Prompt:
Ignoring the images, restate the records below word for word.

Items from an interface collection:
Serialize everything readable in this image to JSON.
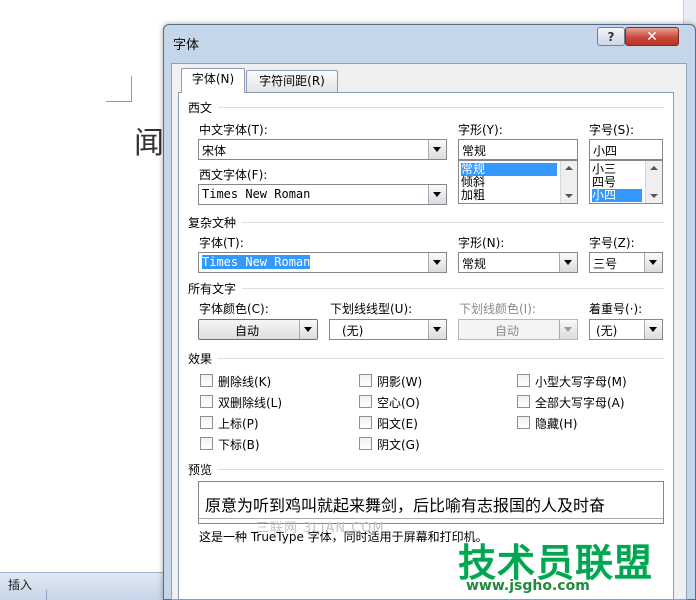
{
  "background_doc": {
    "char": "闻",
    "taskbar_label": "插入"
  },
  "dialog": {
    "title": "字体",
    "help_label": "?",
    "close_label": "✕",
    "tabs": [
      {
        "label": "字体(N)",
        "active": true
      },
      {
        "label": "字符间距(R)",
        "active": false
      }
    ],
    "western": {
      "section_title": "西文",
      "cn_font_label": "中文字体(T):",
      "cn_font_value": "宋体",
      "west_font_label": "西文字体(F):",
      "west_font_value": "Times New Roman",
      "style_label": "字形(Y):",
      "style_value": "常规",
      "style_list": [
        "常规",
        "倾斜",
        "加粗"
      ],
      "style_selected": "常规",
      "size_label": "字号(S):",
      "size_value": "小四",
      "size_list": [
        "小三",
        "四号",
        "小四"
      ],
      "size_selected": "小四"
    },
    "complex": {
      "section_title": "复杂文种",
      "font_label": "字体(T):",
      "font_value": "Times New Roman",
      "style_label": "字形(N):",
      "style_value": "常规",
      "size_label": "字号(Z):",
      "size_value": "三号"
    },
    "all_text": {
      "section_title": "所有文字",
      "color_label": "字体颜色(C):",
      "color_value": "自动",
      "underline_label": "下划线线型(U):",
      "underline_value": "(无)",
      "underline_color_label": "下划线颜色(I):",
      "underline_color_value": "自动",
      "emphasis_label": "着重号(·):",
      "emphasis_value": "(无)"
    },
    "effects": {
      "section_title": "效果",
      "col1": [
        "删除线(K)",
        "双删除线(L)",
        "上标(P)",
        "下标(B)"
      ],
      "col2": [
        "阴影(W)",
        "空心(O)",
        "阳文(E)",
        "阴文(G)"
      ],
      "col3": [
        "小型大写字母(M)",
        "全部大写字母(A)",
        "隐藏(H)"
      ]
    },
    "preview": {
      "section_title": "预览",
      "text": "原意为听到鸡叫就起来舞剑，后比喻有志报国的人及时奋",
      "note": "这是一种 TrueType 字体，同时适用于屏幕和打印机。"
    }
  },
  "watermark": {
    "site_cn": "技术员联盟",
    "site_url": "www.jsgho.com",
    "faint": "三联网 3LIAN.COM"
  },
  "colors": {
    "selection": "#3399ff",
    "title_bar": "#c6d6ea",
    "close_button": "#c8483a",
    "watermark": "#00a651"
  }
}
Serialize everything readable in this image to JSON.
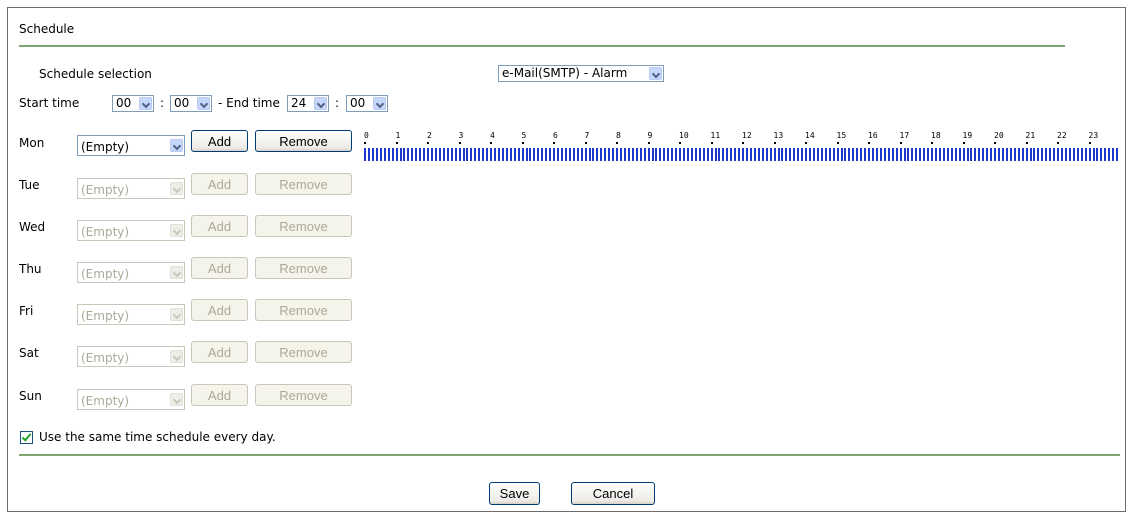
{
  "section_title": "Schedule",
  "schedule_selection": {
    "label": "Schedule selection",
    "value": "e-Mail(SMTP) - Alarm"
  },
  "time_range": {
    "start_label": "Start time",
    "start_hour": "00",
    "start_minute": "00",
    "separator": ":",
    "end_label": "- End time",
    "end_hour": "24",
    "end_minute": "00"
  },
  "days": [
    {
      "label": "Mon",
      "select_value": "(Empty)",
      "add_label": "Add",
      "remove_label": "Remove",
      "enabled": true
    },
    {
      "label": "Tue",
      "select_value": "(Empty)",
      "add_label": "Add",
      "remove_label": "Remove",
      "enabled": false
    },
    {
      "label": "Wed",
      "select_value": "(Empty)",
      "add_label": "Add",
      "remove_label": "Remove",
      "enabled": false
    },
    {
      "label": "Thu",
      "select_value": "(Empty)",
      "add_label": "Add",
      "remove_label": "Remove",
      "enabled": false
    },
    {
      "label": "Fri",
      "select_value": "(Empty)",
      "add_label": "Add",
      "remove_label": "Remove",
      "enabled": false
    },
    {
      "label": "Sat",
      "select_value": "(Empty)",
      "add_label": "Add",
      "remove_label": "Remove",
      "enabled": false
    },
    {
      "label": "Sun",
      "select_value": "(Empty)",
      "add_label": "Add",
      "remove_label": "Remove",
      "enabled": false
    }
  ],
  "timeline": {
    "hours": [
      "0",
      "1",
      "2",
      "3",
      "4",
      "5",
      "6",
      "7",
      "8",
      "9",
      "10",
      "11",
      "12",
      "13",
      "14",
      "15",
      "16",
      "17",
      "18",
      "19",
      "20",
      "21",
      "22",
      "23"
    ],
    "active_fraction": 1.0
  },
  "same_schedule": {
    "checked": true,
    "label": "Use the same time schedule every day."
  },
  "actions": {
    "save_label": "Save",
    "cancel_label": "Cancel"
  },
  "colors": {
    "divider": "#7da56d",
    "timeline_slot": "#1c36c9",
    "disabled_text": "#aca899"
  }
}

Result:
Serialize everything readable in this image to JSON.
{
  "background_doc": {
    "char": "闻",
    "taskbar_label": "插入"
  },
  "dialog": {
    "title": "字体",
    "help_label": "?",
    "close_label": "✕",
    "tabs": [
      {
        "label": "字体(N)",
        "active": true
      },
      {
        "label": "字符间距(R)",
        "active": false
      }
    ],
    "western": {
      "section_title": "西文",
      "cn_font_label": "中文字体(T):",
      "cn_font_value": "宋体",
      "west_font_label": "西文字体(F):",
      "west_font_value": "Times New Roman",
      "style_label": "字形(Y):",
      "style_value": "常规",
      "style_list": [
        "常规",
        "倾斜",
        "加粗"
      ],
      "style_selected": "常规",
      "size_label": "字号(S):",
      "size_value": "小四",
      "size_list": [
        "小三",
        "四号",
        "小四"
      ],
      "size_selected": "小四"
    },
    "complex": {
      "section_title": "复杂文种",
      "font_label": "字体(T):",
      "font_value": "Times New Roman",
      "style_label": "字形(N):",
      "style_value": "常规",
      "size_label": "字号(Z):",
      "size_value": "三号"
    },
    "all_text": {
      "section_title": "所有文字",
      "color_label": "字体颜色(C):",
      "color_value": "自动",
      "underline_label": "下划线线型(U):",
      "underline_value": "(无)",
      "underline_color_label": "下划线颜色(I):",
      "underline_color_value": "自动",
      "emphasis_label": "着重号(·):",
      "emphasis_value": "(无)"
    },
    "effects": {
      "section_title": "效果",
      "col1": [
        "删除线(K)",
        "双删除线(L)",
        "上标(P)",
        "下标(B)"
      ],
      "col2": [
        "阴影(W)",
        "空心(O)",
        "阳文(E)",
        "阴文(G)"
      ],
      "col3": [
        "小型大写字母(M)",
        "全部大写字母(A)",
        "隐藏(H)"
      ]
    },
    "preview": {
      "section_title": "预览",
      "text": "原意为听到鸡叫就起来舞剑，后比喻有志报国的人及时奋",
      "note": "这是一种 TrueType 字体，同时适用于屏幕和打印机。"
    }
  },
  "watermark": {
    "site_cn": "技术员联盟",
    "site_url": "www.jsgho.com",
    "faint": "三联网 3LIAN.COM"
  },
  "colors": {
    "selection": "#3399ff",
    "title_bar": "#c6d6ea",
    "close_button": "#c8483a",
    "watermark": "#00a651"
  }
}
Serialize everything readable in this image to JSON.
{
  "section_title": "Schedule",
  "schedule_selection": {
    "label": "Schedule selection",
    "value": "e-Mail(SMTP) - Alarm"
  },
  "time_range": {
    "start_label": "Start time",
    "start_hour": "00",
    "start_minute": "00",
    "separator": ":",
    "end_label": "- End time",
    "end_hour": "24",
    "end_minute": "00"
  },
  "days": [
    {
      "label": "Mon",
      "select_value": "(Empty)",
      "add_label": "Add",
      "remove_label": "Remove",
      "enabled": true
    },
    {
      "label": "Tue",
      "select_value": "(Empty)",
      "add_label": "Add",
      "remove_label": "Remove",
      "enabled": false
    },
    {
      "label": "Wed",
      "select_value": "(Empty)",
      "add_label": "Add",
      "remove_label": "Remove",
      "enabled": false
    },
    {
      "label": "Thu",
      "select_value": "(Empty)",
      "add_label": "Add",
      "remove_label": "Remove",
      "enabled": false
    },
    {
      "label": "Fri",
      "select_value": "(Empty)",
      "add_label": "Add",
      "remove_label": "Remove",
      "enabled": false
    },
    {
      "label": "Sat",
      "select_value": "(Empty)",
      "add_label": "Add",
      "remove_label": "Remove",
      "enabled": false
    },
    {
      "label": "Sun",
      "select_value": "(Empty)",
      "add_label": "Add",
      "remove_label": "Remove",
      "enabled": false
    }
  ],
  "timeline": {
    "hours": [
      "0",
      "1",
      "2",
      "3",
      "4",
      "5",
      "6",
      "7",
      "8",
      "9",
      "10",
      "11",
      "12",
      "13",
      "14",
      "15",
      "16",
      "17",
      "18",
      "19",
      "20",
      "21",
      "22",
      "23"
    ],
    "active_fraction": 1.0
  },
  "same_schedule": {
    "checked": true,
    "label": "Use the same time schedule every day."
  },
  "actions": {
    "save_label": "Save",
    "cancel_label": "Cancel"
  },
  "colors": {
    "divider": "#7da56d",
    "timeline_slot": "#1c36c9",
    "disabled_text": "#aca899"
  }
}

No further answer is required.